## Data
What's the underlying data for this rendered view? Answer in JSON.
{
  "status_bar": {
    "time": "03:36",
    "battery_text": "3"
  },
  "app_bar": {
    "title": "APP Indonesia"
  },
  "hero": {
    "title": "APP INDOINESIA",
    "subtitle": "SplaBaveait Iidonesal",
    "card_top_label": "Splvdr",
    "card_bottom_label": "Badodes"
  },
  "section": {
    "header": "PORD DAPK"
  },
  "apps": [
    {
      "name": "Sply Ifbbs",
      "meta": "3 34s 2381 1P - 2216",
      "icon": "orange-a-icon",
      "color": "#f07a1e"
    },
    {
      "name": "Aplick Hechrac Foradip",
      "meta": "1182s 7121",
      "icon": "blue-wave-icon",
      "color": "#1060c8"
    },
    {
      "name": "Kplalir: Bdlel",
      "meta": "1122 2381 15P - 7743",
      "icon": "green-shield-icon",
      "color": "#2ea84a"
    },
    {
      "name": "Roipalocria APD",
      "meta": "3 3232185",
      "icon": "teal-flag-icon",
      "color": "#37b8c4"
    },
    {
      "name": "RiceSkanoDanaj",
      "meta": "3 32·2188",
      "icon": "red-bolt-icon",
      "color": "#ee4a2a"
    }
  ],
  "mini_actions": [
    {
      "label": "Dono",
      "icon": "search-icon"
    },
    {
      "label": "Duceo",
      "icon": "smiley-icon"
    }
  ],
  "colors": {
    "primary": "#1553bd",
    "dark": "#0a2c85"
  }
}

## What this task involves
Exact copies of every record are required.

## Answer section
What's the underlying data for this rendered view? Answer in JSON.
{
  "status_bar": {
    "time": "03:36",
    "battery_text": "3"
  },
  "app_bar": {
    "title": "APP Indonesia"
  },
  "hero": {
    "title": "APP INDOINESIA",
    "subtitle": "SplaBaveait Iidonesal",
    "card_top_label": "Splvdr",
    "card_bottom_label": "Badodes"
  },
  "section": {
    "header": "PORD DAPK"
  },
  "apps": [
    {
      "name": "Sply Ifbbs",
      "meta": "3 34s 2381 1P - 2216",
      "icon": "orange-a-icon",
      "color": "#f07a1e"
    },
    {
      "name": "Aplick Hechrac Foradip",
      "meta": "1182s 7121",
      "icon": "blue-wave-icon",
      "color": "#1060c8"
    },
    {
      "name": "Kplalir: Bdlel",
      "meta": "1122 2381 15P - 7743",
      "icon": "green-shield-icon",
      "color": "#2ea84a"
    },
    {
      "name": "Roipalocria APD",
      "meta": "3 3232185",
      "icon": "teal-flag-icon",
      "color": "#37b8c4"
    },
    {
      "name": "RiceSkanoDanaj",
      "meta": "3 32·2188",
      "icon": "red-bolt-icon",
      "color": "#ee4a2a"
    }
  ],
  "mini_actions": [
    {
      "label": "Dono",
      "icon": "search-icon"
    },
    {
      "label": "Duceo",
      "icon": "smiley-icon"
    }
  ],
  "colors": {
    "primary": "#1553bd",
    "dark": "#0a2c85"
  }
}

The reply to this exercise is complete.